- Download PDF
I have to write a narrative poem (it can be on anything). Do you have any ideas for my topic or a potential story line???? Thank you so much!!!!!!!!
12 Answers | Add Yours
Tell a story, and tell it true,
Then it will be something from you;
A chunk of life in wrangled verse,
The key to our universe.
A narrative poem is just a story -- don't let the poem aspect of the assignment intimidate you! It doesn't have to be personal at all! Do you have a favorite childhood story or a favorite movie? Translate the essence of one of those stories into a poetic form. Consider the writing just a one focused scene so that you can concentrate on having great details and a nice mix of poetic devices in your poem.
Just to throw a couple specific ideas at you and see if they spark an idea of your own, how about:
- You are a babysitter and the child runs away. You have to find it.
- You have just been hired for your first job. Your car breaks down on the way to your first day of work.
- You are coming back from a concert with a group of friends and pick up a hitchhiker. He or she tells you a story.
I agree that telling your life story is a good idea. You could also consider writing a story in prose (as in regular sentences) first, and then turning it into verse. A better way would probably be to plan out the story with a plot diagram first.
A narrative means you're telling the story about something. Certainly, most people find talking about themselves and their experiences interesting, so that's an obvious possibility, but the main thing is to identify some subject that you will enjoy recording.
If you've seen a great concert or athletic event, you could tell about the anticipation, preparation, actual event, and the memories afterward. Recording the story of a trip you've taken could make for an interesting tale. If you want a challenge, write your poem about an argument you've had with someone - lots of descriptive vocabulary for all the emotions that came out!
You might want to narrate the story of your own life. Wordsworth did this in The Prelude, so you have a good precedent! Or you might want to narrate the life of someone you know well, such as a parent or grandparent. Sample lines:
Lo, I'm the gal whose profile, seen by all,
Declares my love of playing volleyball.
(Just kidding) :-)
what are some ideas i need them
Make a list of topics that you know something about or that you are interested in. Then write five words next to each topic in the list.
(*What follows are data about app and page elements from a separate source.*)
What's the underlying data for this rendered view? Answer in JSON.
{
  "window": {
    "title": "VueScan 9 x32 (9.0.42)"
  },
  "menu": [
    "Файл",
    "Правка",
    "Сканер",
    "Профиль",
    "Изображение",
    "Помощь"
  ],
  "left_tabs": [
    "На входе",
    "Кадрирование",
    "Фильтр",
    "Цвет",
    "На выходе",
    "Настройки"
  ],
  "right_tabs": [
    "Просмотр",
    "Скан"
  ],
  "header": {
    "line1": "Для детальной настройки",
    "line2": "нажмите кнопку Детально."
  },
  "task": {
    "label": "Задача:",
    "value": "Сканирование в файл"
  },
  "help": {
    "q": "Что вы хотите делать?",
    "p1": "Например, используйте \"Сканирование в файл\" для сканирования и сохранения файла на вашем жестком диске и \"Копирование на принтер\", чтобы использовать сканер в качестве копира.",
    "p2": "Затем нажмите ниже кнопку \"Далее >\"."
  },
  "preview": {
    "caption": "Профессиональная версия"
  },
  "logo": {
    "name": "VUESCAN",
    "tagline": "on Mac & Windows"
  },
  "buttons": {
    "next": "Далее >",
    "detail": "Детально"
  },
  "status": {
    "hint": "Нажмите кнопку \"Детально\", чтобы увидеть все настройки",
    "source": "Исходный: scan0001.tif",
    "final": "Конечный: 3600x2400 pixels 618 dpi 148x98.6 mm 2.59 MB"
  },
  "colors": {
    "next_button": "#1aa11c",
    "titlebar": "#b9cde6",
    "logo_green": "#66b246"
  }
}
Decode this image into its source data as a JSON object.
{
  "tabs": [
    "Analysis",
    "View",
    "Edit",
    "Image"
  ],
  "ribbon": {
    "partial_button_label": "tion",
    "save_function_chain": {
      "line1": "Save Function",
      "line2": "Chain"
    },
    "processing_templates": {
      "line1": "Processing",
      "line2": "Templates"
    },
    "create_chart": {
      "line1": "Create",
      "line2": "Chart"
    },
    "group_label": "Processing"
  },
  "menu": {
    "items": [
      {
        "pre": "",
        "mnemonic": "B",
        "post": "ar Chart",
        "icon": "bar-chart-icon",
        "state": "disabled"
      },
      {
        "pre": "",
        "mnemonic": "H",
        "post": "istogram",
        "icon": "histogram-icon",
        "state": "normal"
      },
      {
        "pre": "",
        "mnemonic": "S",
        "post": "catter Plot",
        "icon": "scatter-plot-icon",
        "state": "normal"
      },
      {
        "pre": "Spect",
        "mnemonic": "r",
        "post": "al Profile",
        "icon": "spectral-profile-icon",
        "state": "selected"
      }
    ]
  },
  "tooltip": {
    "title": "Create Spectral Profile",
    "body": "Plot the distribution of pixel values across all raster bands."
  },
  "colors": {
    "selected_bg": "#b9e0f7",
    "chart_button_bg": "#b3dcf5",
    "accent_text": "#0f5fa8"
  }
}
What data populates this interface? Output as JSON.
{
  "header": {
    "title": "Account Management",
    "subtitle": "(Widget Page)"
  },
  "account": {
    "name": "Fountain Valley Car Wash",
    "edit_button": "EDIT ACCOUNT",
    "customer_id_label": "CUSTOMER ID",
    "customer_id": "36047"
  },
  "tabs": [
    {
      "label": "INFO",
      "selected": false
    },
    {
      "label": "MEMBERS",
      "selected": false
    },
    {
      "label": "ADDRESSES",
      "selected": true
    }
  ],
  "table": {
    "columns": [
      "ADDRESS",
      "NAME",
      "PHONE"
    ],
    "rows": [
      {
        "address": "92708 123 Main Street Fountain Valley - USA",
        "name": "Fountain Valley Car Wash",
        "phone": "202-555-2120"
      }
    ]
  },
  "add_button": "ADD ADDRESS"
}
Then choose the topic that you have made the most interesting contribution about so far. For example if it was me I would write:
garden - plan, colour, loneliness, small, different
fairy tales - wicked, good, disaster, sympathy, happy
parachute jump - exhilarating, boredom, challenge, group, learning
In this case I would choose parachute jump. Then I would plan the narrative like a story using at the very least the stages of introduction, development, complication, resolution, conclusion. Then I would add important verbs and adverbs for description, then I would consider writing the narrative poem.
Thank you!!!!!!!!!!!! You all helped me!!!!!!!!!!!
sorry no idea .if i have idea so why i told u :) no just kidding i have no idea
Something big that happened to you such as getting your pet or someone's birth etc.
A narrative poem is basically one that tells a story, and has a plot.
so u can:
make up a person. write their life. only the interesting bits. first cry, first kiss, ... whatever.
on a related theme, pick an ancestor you know close to nothing about. if you have a picture, use that and make them into a real person.
also, you could tell a complete short story without having to waste words because you're writing poetry... anything could be in your poem and i think that's where the problem lies.
pick up the closest newspaper or printed thing you've got lying around. take the third and seventh line or the second word. or take the smallest headline. use that.
go outside and walk around. listen to the bits of conversation floating around from other people. don't snoop. don't eavesdrop. just hear what you hear. pick up one or two sentences and use those.
alternatively, go to your bookshelf. pick up any book and open it randomly without looking. use the last line(s) as start or inspiration. no worries you'll find that in the end you can just take them away again. they're the catalyst needed to get your story out of you, but in the end they'll go home.
We’ve answered 324,071 questions. We can answer yours, too.Ask a question